Departing from the "Great Revolutions" tradition, Jack A. Goldstone, Ted Robert Gurr, and Farrokh Moshiri have drawn together a variety of area experts to examine contemporary revolutionary crises in light of recent social and political developments. The result is a wide-ranging compendium of cases placed in current theoretical perspective. The boo

chapter 1|3 pages


ByJack A. Goldstone

chapter 2|33 pages

Revolutionary Conflict Theory in an Evolutionary Perspective

ByFarrokh Moshiri

chapter 3|15 pages

An Analytical Framework

ByJack A. Goldstone

chapter 4|36 pages

Vietnam: Revolution of Postcolonial Consolidation
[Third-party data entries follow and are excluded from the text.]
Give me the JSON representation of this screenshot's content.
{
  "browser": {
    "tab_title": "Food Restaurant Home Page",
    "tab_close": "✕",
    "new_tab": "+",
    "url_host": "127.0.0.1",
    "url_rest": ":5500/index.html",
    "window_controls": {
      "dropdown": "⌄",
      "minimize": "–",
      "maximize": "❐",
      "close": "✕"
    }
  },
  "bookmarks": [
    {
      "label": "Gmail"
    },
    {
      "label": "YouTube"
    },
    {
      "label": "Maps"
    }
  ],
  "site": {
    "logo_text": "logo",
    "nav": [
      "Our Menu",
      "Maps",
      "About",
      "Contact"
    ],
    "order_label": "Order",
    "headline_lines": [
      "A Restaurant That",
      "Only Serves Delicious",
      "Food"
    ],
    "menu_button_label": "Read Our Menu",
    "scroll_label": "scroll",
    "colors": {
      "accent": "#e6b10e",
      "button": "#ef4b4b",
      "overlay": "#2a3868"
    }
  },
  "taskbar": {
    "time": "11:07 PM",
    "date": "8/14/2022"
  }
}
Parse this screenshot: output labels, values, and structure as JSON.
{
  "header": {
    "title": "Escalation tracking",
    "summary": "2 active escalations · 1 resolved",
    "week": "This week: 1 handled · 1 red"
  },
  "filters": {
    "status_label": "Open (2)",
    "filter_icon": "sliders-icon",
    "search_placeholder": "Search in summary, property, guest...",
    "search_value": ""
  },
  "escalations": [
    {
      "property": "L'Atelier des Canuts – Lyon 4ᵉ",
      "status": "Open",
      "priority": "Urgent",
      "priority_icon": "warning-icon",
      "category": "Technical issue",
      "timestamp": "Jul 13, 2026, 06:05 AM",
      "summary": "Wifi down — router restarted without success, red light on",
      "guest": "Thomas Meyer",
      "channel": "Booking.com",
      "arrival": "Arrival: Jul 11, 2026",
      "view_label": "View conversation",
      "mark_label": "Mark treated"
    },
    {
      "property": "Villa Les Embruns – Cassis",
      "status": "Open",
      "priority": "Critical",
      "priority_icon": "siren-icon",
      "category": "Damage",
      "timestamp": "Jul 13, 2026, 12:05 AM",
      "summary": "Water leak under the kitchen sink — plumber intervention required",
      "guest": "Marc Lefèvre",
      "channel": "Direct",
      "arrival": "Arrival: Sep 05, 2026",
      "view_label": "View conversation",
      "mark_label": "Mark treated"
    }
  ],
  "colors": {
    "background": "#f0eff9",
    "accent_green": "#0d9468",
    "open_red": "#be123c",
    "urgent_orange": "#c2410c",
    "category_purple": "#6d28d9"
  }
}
ByH. John LeVan

chapter 5|28 pages

Nicaragua: A New Model for Popular Revolution in Latin America

ByDévora Grynspan

chapter 6|20 pages

Iran: Islamic Revolution against Westernization

ByFarrokh Moshiri

chapter 7|26 pages

Poland: Nonviolent Revolution in a Socialist State

ByJaroslaw Piekalkiewicz

chapter 8|32 pages

Afghanistan: State Breakdown

ByAnwar-ul-Haq Ahady

chapter 9|24 pages

The Philippines: The Making of a “People Power” Revolution

ByRichard J. Kessler

chapter 10|17 pages

Cambodia: Revolution, Genocide, Intervention

ByBarbara Harff

chapter 11|37 pages

Zimbabwe: Revolutionary Violence Resulting in Reform

ByJames R. Scarritt

chapter 12|26 pages

South Africa: Potential for Revolutionary Change

ByC.R.D. Halisi, Patrick O'Meara, N. Brian Winchester

chapter 13|26 pages

The West Bank and Gaza: The PLO and the Intifada

ByJoshua Teitelbaum, Joseph Kostiner

chapter 14|29 pages

Comparisons and Policy Implications

ByTed Robert Gurr, Jack A. Goldstone